**PROBLEM**
Print out the data that follows exactly, character for character, apart from the pictures.

Saved data entries
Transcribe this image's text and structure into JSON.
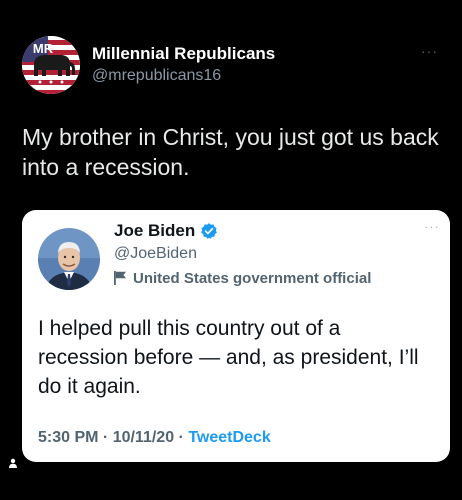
{
  "outer_tweet": {
    "display_name": "Millennial Republicans",
    "handle": "@mrepublicans16",
    "avatar_text": "MR",
    "text": "My brother in Christ, you just got us back into a recession.",
    "more_glyph": "···"
  },
  "quoted_tweet": {
    "display_name": "Joe Biden",
    "handle": "@JoeBiden",
    "gov_label": "United States government official",
    "text": "I helped pull this country out of a recession before — and, as president, I’ll do it again.",
    "time": "5:30 PM",
    "date": "10/11/20",
    "separator": " · ",
    "source": "TweetDeck",
    "more_glyph": "···"
  },
  "colors": {
    "background": "#000000",
    "card_background": "#ffffff",
    "verified_blue": "#1d9bf0",
    "link_blue": "#1d9bf0",
    "secondary_gray": "#536471",
    "handle_gray_dark": "#8b98a5",
    "flag_red": "#b22234",
    "flag_blue": "#3c3b6e"
  },
  "icons": {
    "verified": "verified-badge-icon",
    "government": "flag-icon",
    "more": "more-options-icon",
    "user": "user-icon"
  }
}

**TASK SOLUTION**
Transcribe this image's text and structure into JSON.
{
  "outer_tweet": {
    "display_name": "Millennial Republicans",
    "handle": "@mrepublicans16",
    "avatar_text": "MR",
    "text": "My brother in Christ, you just got us back into a recession.",
    "more_glyph": "···"
  },
  "quoted_tweet": {
    "display_name": "Joe Biden",
    "handle": "@JoeBiden",
    "gov_label": "United States government official",
    "text": "I helped pull this country out of a recession before — and, as president, I’ll do it again.",
    "time": "5:30 PM",
    "date": "10/11/20",
    "separator": " · ",
    "source": "TweetDeck",
    "more_glyph": "···"
  },
  "colors": {
    "background": "#000000",
    "card_background": "#ffffff",
    "verified_blue": "#1d9bf0",
    "link_blue": "#1d9bf0",
    "secondary_gray": "#536471",
    "handle_gray_dark": "#8b98a5",
    "flag_red": "#b22234",
    "flag_blue": "#3c3b6e"
  },
  "icons": {
    "verified": "verified-badge-icon",
    "government": "flag-icon",
    "more": "more-options-icon",
    "user": "user-icon"
  }
}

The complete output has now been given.